There was a neighboring property that was an irresistible attraction, despite being a ‘no-go’ zone. We’d rush down the hill and through the woods and climb over the gates. There in the valley bottom, a railroad ran through a row of fishponds, and if we could get there unseen by the keeper, a string of delights awaited us. A few old row boats were moored among the reeds, and it was enough to untie the ropes that held them to set off on an adventure. We’d paddle up and down the ponds, each connected by narrow canals crossed by pontoon walkways under which one had to duck one’s head. With luck we might catch the very instant one of the ancient regional trains chugged by, barely clanking along, reflecting its two melancholy carriages in the water. The pond reeds hid us from view from a small elevated road that ran along the perimeter of the marsh, and across it was a private game preserve whose owner kept, for his own amusement, llamas, camels, and large ostriches that roamed freely among his poplar grove. We could glimpse them from time to time, and it was fun to see the surprised faces of our guests who had never imagined we country kids could arrange a full-blown safari. 

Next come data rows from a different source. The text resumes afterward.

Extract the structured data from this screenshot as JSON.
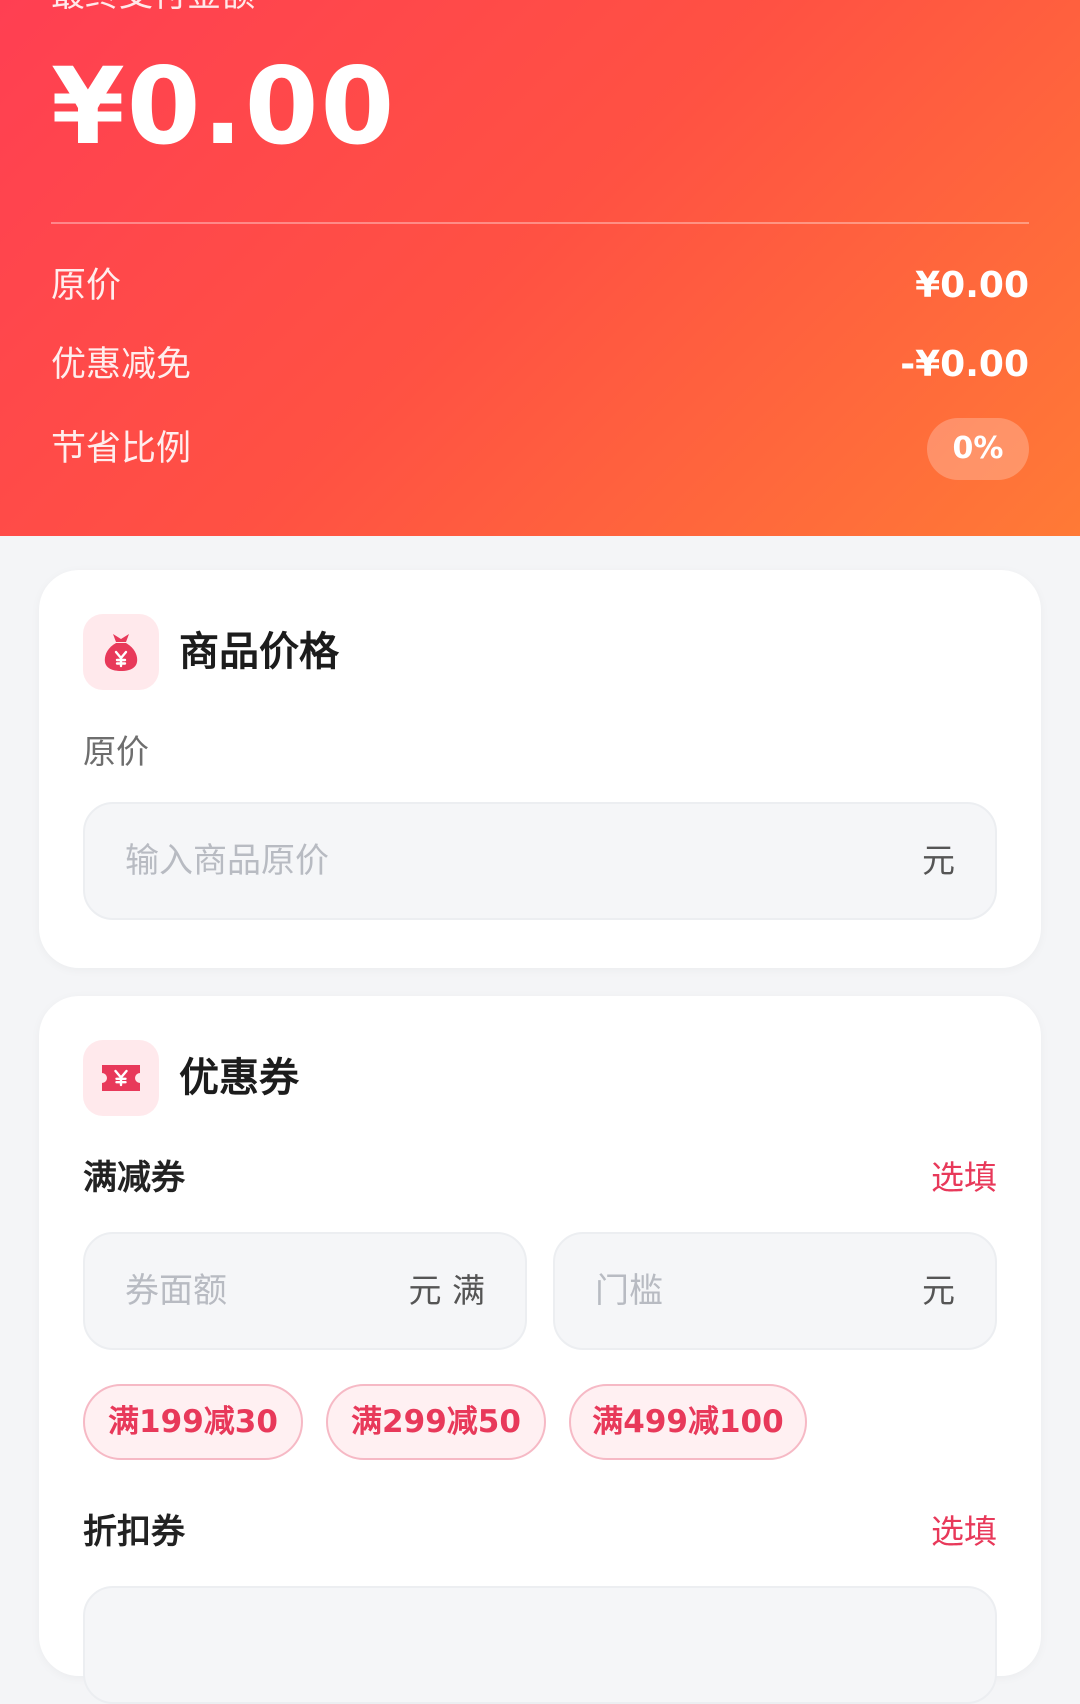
{
  "header": {
    "label": "最终支付金额",
    "final_amount": "¥0.00",
    "rows": [
      {
        "label": "原价",
        "value": "¥0.00"
      },
      {
        "label": "优惠减免",
        "value": "-¥0.00"
      },
      {
        "label": "节省比例",
        "value": "0%"
      }
    ]
  },
  "price_card": {
    "title": "商品价格",
    "icon": "money-bag-icon",
    "field_label": "原价",
    "input": {
      "placeholder": "输入商品原价",
      "value": "",
      "unit": "元"
    }
  },
  "coupon_card": {
    "title": "优惠券",
    "icon": "ticket-icon",
    "full_reduction": {
      "label": "满减券",
      "optional": "选填",
      "amount_input": {
        "placeholder": "券面额",
        "value": "",
        "unit": "元 满"
      },
      "threshold_input": {
        "placeholder": "门槛",
        "value": "",
        "unit": "元"
      },
      "presets": [
        "满199减30",
        "满299减50",
        "满499减100"
      ]
    },
    "discount": {
      "label": "折扣券",
      "optional": "选填"
    }
  },
  "colors": {
    "header_gradient_start": "#ff3f52",
    "header_gradient_end": "#ff7a36",
    "accent": "#e8395a",
    "page_background": "#f4f5f7"
  }
}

The irresistible lagoon

Despite our need to remain unseen, it was usually the girls who could not help externalizing their astonishment with excited shouts and screams. So that it was inevitable that sooner or later someone would notice us. Once alerted, the keeper called for reinforcements and they could be seen driving toward us, shouting menacingly and gesticulating from the car windows. As the landscape took on the rosy veil of evening mist –  something akin to an Indian rice paddy – we’d have just enough time to tumble ashore, ditch the boats, and make a haphazard escape. Being chased provided our guests with an adrenaline rush and quickened heartbeats which spread a rosy blush on their pale city complexions. Back home, we’d find the adults stirring around the front door, our visitors long since ready to depart, with mother ushering them down the stone steps with much waving. It was not clear whether she intended to continue hugging them, or was impatient to see them off. ‘What in the world did you do to those poor girls?’ she’d ask casually at the lunch table the next day. But we all knew, even if they’d gone home stunned, they’d never had so much fun in their lives.

Awaiting guests at my home in France